What you need to do: Return the records in full, with every character preserved.

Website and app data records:
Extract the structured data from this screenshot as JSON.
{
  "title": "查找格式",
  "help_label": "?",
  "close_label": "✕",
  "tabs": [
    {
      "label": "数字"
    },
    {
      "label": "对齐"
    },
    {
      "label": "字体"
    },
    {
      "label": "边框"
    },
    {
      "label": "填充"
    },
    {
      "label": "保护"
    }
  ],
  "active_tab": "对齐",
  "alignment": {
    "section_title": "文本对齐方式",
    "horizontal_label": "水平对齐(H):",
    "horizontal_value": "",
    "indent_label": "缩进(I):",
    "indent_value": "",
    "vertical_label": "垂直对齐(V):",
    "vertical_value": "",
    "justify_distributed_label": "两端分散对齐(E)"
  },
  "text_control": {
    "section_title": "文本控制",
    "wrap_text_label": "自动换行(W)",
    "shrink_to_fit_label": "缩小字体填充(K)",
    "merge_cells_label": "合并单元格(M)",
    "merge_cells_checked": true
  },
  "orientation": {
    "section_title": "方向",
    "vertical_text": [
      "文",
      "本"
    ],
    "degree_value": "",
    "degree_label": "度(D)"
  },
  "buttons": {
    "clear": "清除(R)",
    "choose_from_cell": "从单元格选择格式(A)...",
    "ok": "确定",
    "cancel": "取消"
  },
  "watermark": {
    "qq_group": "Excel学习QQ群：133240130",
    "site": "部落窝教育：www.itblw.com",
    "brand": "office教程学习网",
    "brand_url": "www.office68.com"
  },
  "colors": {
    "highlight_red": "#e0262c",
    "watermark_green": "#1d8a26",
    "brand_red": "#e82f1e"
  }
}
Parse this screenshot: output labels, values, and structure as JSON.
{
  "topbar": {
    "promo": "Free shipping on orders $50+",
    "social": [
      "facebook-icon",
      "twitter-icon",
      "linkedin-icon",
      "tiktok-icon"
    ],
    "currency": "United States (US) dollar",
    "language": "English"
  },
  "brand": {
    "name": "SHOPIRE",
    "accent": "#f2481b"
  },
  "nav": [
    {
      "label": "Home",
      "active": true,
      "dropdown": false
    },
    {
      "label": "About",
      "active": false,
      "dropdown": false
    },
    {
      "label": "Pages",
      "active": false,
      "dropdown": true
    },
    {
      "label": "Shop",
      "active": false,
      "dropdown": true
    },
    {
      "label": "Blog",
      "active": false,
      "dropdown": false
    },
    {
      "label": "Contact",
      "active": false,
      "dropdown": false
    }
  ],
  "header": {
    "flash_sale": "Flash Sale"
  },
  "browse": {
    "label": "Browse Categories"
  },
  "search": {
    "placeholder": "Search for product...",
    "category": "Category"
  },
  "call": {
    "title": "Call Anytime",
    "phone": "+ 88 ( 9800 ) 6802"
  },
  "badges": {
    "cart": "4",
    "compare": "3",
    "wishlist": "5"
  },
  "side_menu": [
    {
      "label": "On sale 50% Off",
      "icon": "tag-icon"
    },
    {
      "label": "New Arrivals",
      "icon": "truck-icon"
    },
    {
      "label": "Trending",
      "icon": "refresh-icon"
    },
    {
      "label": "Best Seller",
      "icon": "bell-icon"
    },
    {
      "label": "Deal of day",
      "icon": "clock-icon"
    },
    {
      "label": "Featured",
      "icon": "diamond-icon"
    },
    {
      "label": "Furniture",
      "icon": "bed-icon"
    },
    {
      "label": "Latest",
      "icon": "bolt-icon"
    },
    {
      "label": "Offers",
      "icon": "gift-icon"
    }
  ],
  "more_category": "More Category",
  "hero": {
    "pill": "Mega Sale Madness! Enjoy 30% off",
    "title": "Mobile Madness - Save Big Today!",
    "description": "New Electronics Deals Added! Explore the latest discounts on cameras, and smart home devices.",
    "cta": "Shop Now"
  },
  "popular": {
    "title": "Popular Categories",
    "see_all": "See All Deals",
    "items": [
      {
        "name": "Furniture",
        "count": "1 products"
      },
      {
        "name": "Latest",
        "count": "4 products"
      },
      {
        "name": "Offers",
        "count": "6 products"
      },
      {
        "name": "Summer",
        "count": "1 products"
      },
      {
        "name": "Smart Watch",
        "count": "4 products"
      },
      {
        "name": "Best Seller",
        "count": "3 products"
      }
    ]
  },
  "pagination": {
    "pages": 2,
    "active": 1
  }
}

Exercise result:
Extract the structured data from this screenshot as JSON.
{
  "title": "查找格式",
  "help_label": "?",
  "close_label": "✕",
  "tabs": [
    {
      "label": "数字"
    },
    {
      "label": "对齐"
    },
    {
      "label": "字体"
    },
    {
      "label": "边框"
    },
    {
      "label": "填充"
    },
    {
      "label": "保护"
    }
  ],
  "active_tab": "对齐",
  "alignment": {
    "section_title": "文本对齐方式",
    "horizontal_label": "水平对齐(H):",
    "horizontal_value": "",
    "indent_label": "缩进(I):",
    "indent_value": "",
    "vertical_label": "垂直对齐(V):",
    "vertical_value": "",
    "justify_distributed_label": "两端分散对齐(E)"
  },
  "text_control": {
    "section_title": "文本控制",
    "wrap_text_label": "自动换行(W)",
    "shrink_to_fit_label": "缩小字体填充(K)",
    "merge_cells_label": "合并单元格(M)",
    "merge_cells_checked": true
  },
  "orientation": {
    "section_title": "方向",
    "vertical_text": [
      "文",
      "本"
    ],
    "degree_value": "",
    "degree_label": "度(D)"
  },
  "buttons": {
    "clear": "清除(R)",
    "choose_from_cell": "从单元格选择格式(A)...",
    "ok": "确定",
    "cancel": "取消"
  },
  "watermark": {
    "qq_group": "Excel学习QQ群：133240130",
    "site": "部落窝教育：www.itblw.com",
    "brand": "office教程学习网",
    "brand_url": "www.office68.com"
  },
  "colors": {
    "highlight_red": "#e0262c",
    "watermark_green": "#1d8a26",
    "brand_red": "#e82f1e"
  }
}
Parse this screenshot: output labels, values, and structure as JSON.
{
  "topbar": {
    "promo": "Free shipping on orders $50+",
    "social": [
      "facebook-icon",
      "twitter-icon",
      "linkedin-icon",
      "tiktok-icon"
    ],
    "currency": "United States (US) dollar",
    "language": "English"
  },
  "brand": {
    "name": "SHOPIRE",
    "accent": "#f2481b"
  },
  "nav": [
    {
      "label": "Home",
      "active": true,
      "dropdown": false
    },
    {
      "label": "About",
      "active": false,
      "dropdown": false
    },
    {
      "label": "Pages",
      "active": false,
      "dropdown": true
    },
    {
      "label": "Shop",
      "active": false,
      "dropdown": true
    },
    {
      "label": "Blog",
      "active": false,
      "dropdown": false
    },
    {
      "label": "Contact",
      "active": false,
      "dropdown": false
    }
  ],
  "header": {
    "flash_sale": "Flash Sale"
  },
  "browse": {
    "label": "Browse Categories"
  },
  "search": {
    "placeholder": "Search for product...",
    "category": "Category"
  },
  "call": {
    "title": "Call Anytime",
    "phone": "+ 88 ( 9800 ) 6802"
  },
  "badges": {
    "cart": "4",
    "compare": "3",
    "wishlist": "5"
  },
  "side_menu": [
    {
      "label": "On sale 50% Off",
      "icon": "tag-icon"
    },
    {
      "label": "New Arrivals",
      "icon": "truck-icon"
    },
    {
      "label": "Trending",
      "icon": "refresh-icon"
    },
    {
      "label": "Best Seller",
      "icon": "bell-icon"
    },
    {
      "label": "Deal of day",
      "icon": "clock-icon"
    },
    {
      "label": "Featured",
      "icon": "diamond-icon"
    },
    {
      "label": "Furniture",
      "icon": "bed-icon"
    },
    {
      "label": "Latest",
      "icon": "bolt-icon"
    },
    {
      "label": "Offers",
      "icon": "gift-icon"
    }
  ],
  "more_category": "More Category",
  "hero": {
    "pill": "Mega Sale Madness! Enjoy 30% off",
    "title": "Mobile Madness - Save Big Today!",
    "description": "New Electronics Deals Added! Explore the latest discounts on cameras, and smart home devices.",
    "cta": "Shop Now"
  },
  "popular": {
    "title": "Popular Categories",
    "see_all": "See All Deals",
    "items": [
      {
        "name": "Furniture",
        "count": "1 products"
      },
      {
        "name": "Latest",
        "count": "4 products"
      },
      {
        "name": "Offers",
        "count": "6 products"
      },
      {
        "name": "Summer",
        "count": "1 products"
      },
      {
        "name": "Smart Watch",
        "count": "4 products"
      },
      {
        "name": "Best Seller",
        "count": "3 products"
      }
    ]
  },
  "pagination": {
    "pages": 2,
    "active": 1
  }
}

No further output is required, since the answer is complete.